═════ SUPPLIED DATA

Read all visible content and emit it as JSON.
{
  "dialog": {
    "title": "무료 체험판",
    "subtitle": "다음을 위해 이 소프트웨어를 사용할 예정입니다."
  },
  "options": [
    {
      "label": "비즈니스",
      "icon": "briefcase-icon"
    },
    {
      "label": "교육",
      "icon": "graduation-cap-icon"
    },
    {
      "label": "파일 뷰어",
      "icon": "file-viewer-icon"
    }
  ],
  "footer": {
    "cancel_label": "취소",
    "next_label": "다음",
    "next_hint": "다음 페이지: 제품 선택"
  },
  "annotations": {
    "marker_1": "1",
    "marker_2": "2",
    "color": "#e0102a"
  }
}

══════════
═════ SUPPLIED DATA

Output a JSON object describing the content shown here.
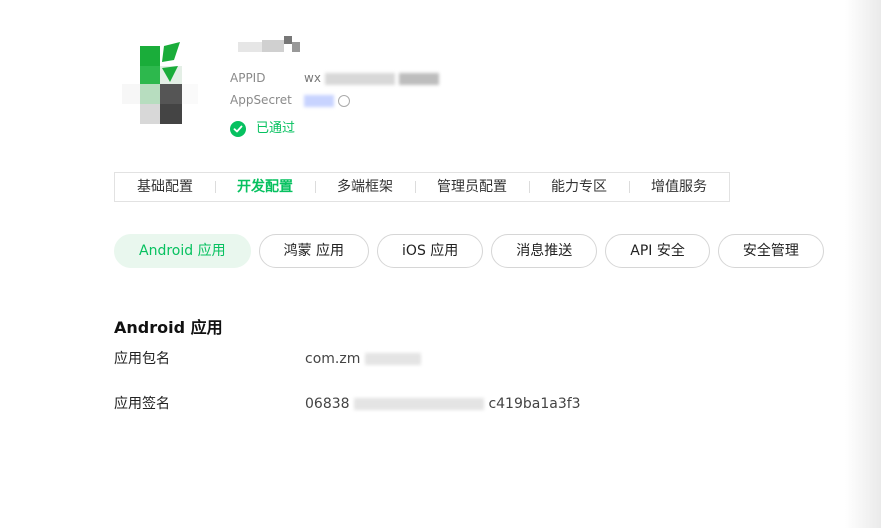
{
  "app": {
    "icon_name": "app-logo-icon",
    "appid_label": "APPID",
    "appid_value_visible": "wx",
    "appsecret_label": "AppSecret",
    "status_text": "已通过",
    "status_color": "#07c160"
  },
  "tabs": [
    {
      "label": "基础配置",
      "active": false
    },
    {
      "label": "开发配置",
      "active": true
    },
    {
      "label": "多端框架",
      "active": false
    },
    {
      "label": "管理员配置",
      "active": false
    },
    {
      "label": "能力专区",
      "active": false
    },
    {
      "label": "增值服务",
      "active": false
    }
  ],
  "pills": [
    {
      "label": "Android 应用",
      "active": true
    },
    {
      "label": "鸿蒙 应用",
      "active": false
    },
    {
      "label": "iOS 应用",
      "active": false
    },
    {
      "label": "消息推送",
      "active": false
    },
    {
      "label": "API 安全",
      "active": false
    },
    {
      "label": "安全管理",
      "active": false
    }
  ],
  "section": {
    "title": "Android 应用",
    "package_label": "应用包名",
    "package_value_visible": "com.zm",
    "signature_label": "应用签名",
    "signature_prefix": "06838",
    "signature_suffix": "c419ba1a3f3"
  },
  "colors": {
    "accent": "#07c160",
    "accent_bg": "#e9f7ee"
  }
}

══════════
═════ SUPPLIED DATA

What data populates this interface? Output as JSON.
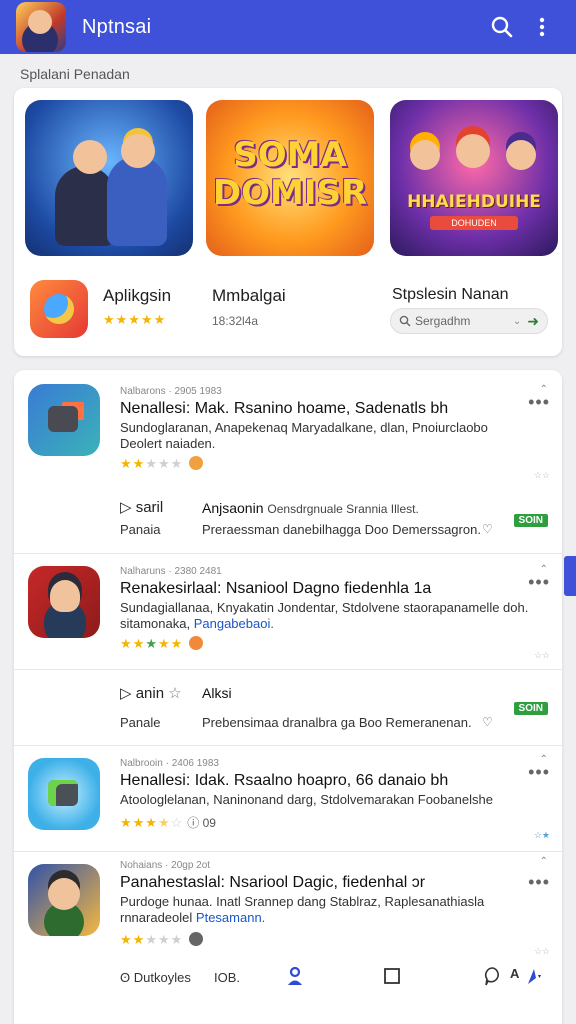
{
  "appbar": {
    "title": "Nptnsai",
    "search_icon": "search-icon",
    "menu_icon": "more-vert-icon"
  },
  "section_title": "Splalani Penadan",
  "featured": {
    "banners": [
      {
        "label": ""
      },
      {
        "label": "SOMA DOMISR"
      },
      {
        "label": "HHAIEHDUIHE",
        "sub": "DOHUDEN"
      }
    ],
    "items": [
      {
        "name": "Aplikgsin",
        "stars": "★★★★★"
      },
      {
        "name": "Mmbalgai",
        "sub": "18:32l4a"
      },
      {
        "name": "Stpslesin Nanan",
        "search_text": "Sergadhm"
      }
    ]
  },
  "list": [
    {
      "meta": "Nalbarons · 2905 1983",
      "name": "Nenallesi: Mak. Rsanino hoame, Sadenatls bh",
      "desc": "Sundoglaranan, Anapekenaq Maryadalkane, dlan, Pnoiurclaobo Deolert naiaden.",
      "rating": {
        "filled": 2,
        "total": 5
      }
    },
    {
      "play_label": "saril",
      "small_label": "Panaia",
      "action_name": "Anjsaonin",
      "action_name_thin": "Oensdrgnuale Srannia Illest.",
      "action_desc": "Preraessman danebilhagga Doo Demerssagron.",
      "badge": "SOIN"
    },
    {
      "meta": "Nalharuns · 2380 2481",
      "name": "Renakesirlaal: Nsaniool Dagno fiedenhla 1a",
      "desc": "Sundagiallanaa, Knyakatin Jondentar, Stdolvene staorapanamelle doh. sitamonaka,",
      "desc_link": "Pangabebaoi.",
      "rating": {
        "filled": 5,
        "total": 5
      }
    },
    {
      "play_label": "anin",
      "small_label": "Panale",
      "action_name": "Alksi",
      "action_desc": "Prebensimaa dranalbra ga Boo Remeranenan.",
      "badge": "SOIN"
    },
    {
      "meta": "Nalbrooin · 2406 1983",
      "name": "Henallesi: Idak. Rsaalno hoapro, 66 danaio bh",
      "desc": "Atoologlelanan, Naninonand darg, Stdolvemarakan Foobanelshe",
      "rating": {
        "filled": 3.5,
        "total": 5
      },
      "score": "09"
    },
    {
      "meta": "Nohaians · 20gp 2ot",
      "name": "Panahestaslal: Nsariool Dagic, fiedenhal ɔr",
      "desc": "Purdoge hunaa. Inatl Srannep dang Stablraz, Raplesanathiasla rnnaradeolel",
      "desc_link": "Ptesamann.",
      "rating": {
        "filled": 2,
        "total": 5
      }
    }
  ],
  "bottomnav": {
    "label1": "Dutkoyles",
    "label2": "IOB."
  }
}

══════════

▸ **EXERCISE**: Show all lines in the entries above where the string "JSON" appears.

▸ **REPLY TO THE EXERCISE**:
Read all visible content and emit it as JSON.
Output a JSON object describing the content shown here.
What data populates this interface? Output as JSON.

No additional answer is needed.